The IRC’s Emergency Watchlist 2023 highlights the unprecedented number of people facing acute food insecurity across East Africa, and how the deadly combination of economic decline, conflict and climate change is intensifying famine conditions - with vulnerable populations bearing the brunt.
The reality is that these crises are both predictable and preventable. The international community - including the EU - must learn from their past mistakes and better act in anticipation of droughts and famines, rather than in reaction to them. Increasing financing streams for anticipatory and resilience building interventions ahead of climate shocks is crucial.
However, the countries most severely affected by fragility and conflict - which are also most likely to suffer the impacts of climate change and food insecurity - too often have the least access to climate finance.
The EU should ensure sustained and long-term investment in climate adaptation for fragile and conflict affected states and ensure climate finance is accessible to fragile communities on the frontlines of the climate crisis.
6. Enshrine gender equality at the core of the EU’s humanitarian, development and diplomatic response
Gender inequality is the root cause of violence against women, and gender-based violence always increases in humanitarian emergencies.
The IRC calls on the Presidency to ensure gender equality remains at the heart of the EU’s humanitarian response, in order to build more resilient and peaceful societies.

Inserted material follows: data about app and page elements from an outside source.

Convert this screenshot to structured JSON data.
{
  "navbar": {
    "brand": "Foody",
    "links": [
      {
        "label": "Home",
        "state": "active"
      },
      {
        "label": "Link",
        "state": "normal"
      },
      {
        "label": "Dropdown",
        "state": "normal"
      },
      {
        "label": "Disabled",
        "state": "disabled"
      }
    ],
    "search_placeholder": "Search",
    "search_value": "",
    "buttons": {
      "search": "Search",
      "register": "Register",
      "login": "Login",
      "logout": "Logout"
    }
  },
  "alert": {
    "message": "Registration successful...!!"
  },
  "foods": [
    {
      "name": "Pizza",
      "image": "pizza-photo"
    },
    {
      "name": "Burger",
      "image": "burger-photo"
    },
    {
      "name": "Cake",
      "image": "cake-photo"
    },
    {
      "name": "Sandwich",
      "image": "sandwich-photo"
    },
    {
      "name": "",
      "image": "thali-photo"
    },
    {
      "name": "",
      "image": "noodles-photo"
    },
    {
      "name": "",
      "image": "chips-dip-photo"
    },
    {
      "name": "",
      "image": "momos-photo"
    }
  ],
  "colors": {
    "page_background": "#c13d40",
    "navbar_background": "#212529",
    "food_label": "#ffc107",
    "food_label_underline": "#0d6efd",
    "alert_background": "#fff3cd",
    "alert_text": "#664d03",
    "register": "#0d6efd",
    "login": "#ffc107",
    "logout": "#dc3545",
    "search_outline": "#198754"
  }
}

The EU should expand the groundbreaking work completed already as part of the United Nations’ Spotlight Initiative (tying gender equality to Sustainable Development Goals), empowering women and girls in emergencies and providing lifesaving services to survivors of gender-based violence.